We all know the old adage healthy body…. healthy mind… but is there a link between physical fitness and financial fitness?
Have you ever woken up in the middle of the night worrying about your finances and you just can’t get back to sleep?
Feeling stressed and overwhelmed can cause digestive issues, tension headaches, and an increased risk of heart attack and strokes. Not only does it directly cause issues with your health, but can also lead to an increase in stress-eating, drinking alcohol and smoking – all of which exacerbate both physical and financial issues.
We know the benefits of a good exercise regime. Exercise helps improve your mood, your focus, and most notably your brain’s capacity to function. It helps to combat depression, Alzheimer’s disease and dementia.
Long term goals are hard
If we know that following a healthy and active lifestyle has all these positive effects why aren’t we all doing it? If we know the benefits of budgeting and saving for a financially secure retirement, why are we all not doing it?
It’s because long term goals are hard. We need a short-term focus like a brisk walk for 20 minutes, four times a week. We build up our strength and resilience and start stretching ourselves further from there.
The same process can be applied to your finances. Set some short-term financial goals like setting up and tracking a monthly spending budget for example. These are achievable goals that create small wins that build confidence.
Physical fitness and how it relates to financial fitness
As you set up a plan for your week with regards fitness and exercise you should do the same for your finances.
Set goals and targets for both your physical fitness and your financial fitness. These should be easily measurable and more short term in nature.
Be careful of the goal that is too long term-focussed or that is too lofty. While you may well have a goal to run the Comrades, it’s better to have more short-term goals that will lead you there to keep you focussed. So plan to run a half marathon in the next three months and a marathon by the end of the year. The same principle applies to your finances. You may have the goal to leave a legacy for your grandchildren but your focus is more short term. Start by setting up a tax-free savings account for each of them and save monthly.
It is important to be flexible and adaptable. Circumstances change and you will need to be able to deal with this. You may, for example, injure yourself and need to adapt your training or reset your goals.
The same applies to your financial goals. Life happens, and dealing with change is inevitable. You may have a goal to save a certain amount each month for an overseas trip at the end of the year, but your car needs four new tyres this month, which throws everything out. You need to adapt and be flexible.
Making use of a professional
Many people prefer to try and achieve physical fitness goals singlehandedly. In many cases, this is achieved successfully, but more and more people are now looking to get some help.
Using a personal trainer to help you achieve your fitness goals is hugely beneficial. A personal trainer holds you accountable and makes sure you turn up. You may want to hit the snooze button at 6am and skip a session but if you are meeting a personal trainer you can’t do that. You may want to leave the last set of push-ups or lighten the weights, but a personal trainer is watching you and keeping you motivated. A personal trainer does a whole lot more than just count to 10! They have knowledge and experience and will be flexible and adapt the training to how you are feeling or whether you are injured.

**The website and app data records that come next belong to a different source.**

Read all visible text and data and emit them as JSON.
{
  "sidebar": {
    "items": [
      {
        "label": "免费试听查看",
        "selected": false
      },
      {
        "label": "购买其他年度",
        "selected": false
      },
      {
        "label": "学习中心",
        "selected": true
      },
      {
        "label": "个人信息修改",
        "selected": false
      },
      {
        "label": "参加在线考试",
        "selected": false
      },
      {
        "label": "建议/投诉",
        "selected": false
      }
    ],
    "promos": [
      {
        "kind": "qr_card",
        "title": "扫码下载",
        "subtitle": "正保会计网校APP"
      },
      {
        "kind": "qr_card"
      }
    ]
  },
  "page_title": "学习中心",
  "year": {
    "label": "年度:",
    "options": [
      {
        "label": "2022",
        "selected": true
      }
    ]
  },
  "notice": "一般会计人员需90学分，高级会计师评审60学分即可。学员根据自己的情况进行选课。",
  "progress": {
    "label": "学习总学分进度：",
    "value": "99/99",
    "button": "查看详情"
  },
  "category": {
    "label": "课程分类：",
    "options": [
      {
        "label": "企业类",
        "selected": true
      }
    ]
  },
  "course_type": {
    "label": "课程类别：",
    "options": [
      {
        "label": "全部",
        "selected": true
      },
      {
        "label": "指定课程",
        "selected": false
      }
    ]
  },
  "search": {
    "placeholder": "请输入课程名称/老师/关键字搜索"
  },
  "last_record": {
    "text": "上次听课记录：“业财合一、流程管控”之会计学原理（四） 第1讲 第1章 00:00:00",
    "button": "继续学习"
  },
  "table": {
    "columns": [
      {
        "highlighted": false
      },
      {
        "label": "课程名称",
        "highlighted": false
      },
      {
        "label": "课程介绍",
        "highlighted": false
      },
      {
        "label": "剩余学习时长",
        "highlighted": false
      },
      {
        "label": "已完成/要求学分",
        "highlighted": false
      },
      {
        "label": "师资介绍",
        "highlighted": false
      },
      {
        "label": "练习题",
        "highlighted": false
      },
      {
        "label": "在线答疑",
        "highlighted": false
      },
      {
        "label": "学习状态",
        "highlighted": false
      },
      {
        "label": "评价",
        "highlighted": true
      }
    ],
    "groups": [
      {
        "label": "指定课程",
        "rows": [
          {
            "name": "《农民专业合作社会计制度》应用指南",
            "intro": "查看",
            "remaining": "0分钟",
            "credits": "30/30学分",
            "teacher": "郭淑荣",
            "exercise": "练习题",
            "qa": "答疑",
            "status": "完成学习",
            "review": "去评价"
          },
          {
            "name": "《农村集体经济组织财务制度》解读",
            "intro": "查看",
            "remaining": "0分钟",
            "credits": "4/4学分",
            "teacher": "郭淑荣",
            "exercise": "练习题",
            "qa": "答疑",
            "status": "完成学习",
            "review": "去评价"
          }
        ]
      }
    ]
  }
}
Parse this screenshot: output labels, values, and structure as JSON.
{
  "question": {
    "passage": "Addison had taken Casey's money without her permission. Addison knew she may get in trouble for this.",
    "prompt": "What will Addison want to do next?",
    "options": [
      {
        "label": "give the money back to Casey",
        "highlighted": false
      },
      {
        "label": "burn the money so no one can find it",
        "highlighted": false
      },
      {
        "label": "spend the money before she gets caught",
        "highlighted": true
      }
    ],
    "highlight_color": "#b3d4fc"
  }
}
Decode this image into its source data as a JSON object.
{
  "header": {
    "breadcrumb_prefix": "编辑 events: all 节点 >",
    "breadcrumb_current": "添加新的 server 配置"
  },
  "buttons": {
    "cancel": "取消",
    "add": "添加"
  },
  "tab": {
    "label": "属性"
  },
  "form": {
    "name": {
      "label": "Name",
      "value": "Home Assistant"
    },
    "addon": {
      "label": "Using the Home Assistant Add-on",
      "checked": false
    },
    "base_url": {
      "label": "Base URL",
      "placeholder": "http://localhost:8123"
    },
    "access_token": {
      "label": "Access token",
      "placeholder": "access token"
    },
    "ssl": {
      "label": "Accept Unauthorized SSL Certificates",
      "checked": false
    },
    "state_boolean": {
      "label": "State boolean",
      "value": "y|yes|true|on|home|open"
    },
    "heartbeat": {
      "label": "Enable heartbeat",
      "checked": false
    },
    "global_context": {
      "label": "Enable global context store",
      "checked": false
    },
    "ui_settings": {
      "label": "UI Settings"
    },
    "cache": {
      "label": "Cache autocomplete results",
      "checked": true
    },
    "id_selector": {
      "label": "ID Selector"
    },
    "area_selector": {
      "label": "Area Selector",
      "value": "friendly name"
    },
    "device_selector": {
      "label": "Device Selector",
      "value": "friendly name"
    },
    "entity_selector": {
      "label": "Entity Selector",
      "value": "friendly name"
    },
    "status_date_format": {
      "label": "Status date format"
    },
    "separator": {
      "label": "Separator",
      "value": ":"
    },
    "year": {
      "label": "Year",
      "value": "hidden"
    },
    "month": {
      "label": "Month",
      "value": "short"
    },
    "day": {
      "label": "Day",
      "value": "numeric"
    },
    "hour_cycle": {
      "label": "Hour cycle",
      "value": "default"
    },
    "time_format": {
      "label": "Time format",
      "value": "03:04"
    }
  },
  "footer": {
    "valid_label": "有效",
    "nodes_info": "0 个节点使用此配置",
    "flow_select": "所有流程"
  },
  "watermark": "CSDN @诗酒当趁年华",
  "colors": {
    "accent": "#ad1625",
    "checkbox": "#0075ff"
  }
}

A personal trainer and a financial planner
Much like a personal trainer a financial planner will hold you accountable to your stated financial goals. A good financial planner will first help you discover and define your goals. A financial planner will assist in setting short term achievable goals with you. Just like a trainer, a planner will keep you motivated and adapt the plan as circumstances change.
By using their knowledge and experience, a financial planner can guide you through life events and common pitfalls which will keep you on track financially.
Working with experts is massively important, as you can take their advice on board without needing them with you all the time.
Working with a financial planner or coach, whether it’s regularly or just to help you get started so you know why you’re doing what you’re doing, is the same. You need support and advice from a professional.
If you’re interested in more information on the brain-changing effects of exercise, watch this Ted Talk by Wendy Suzuki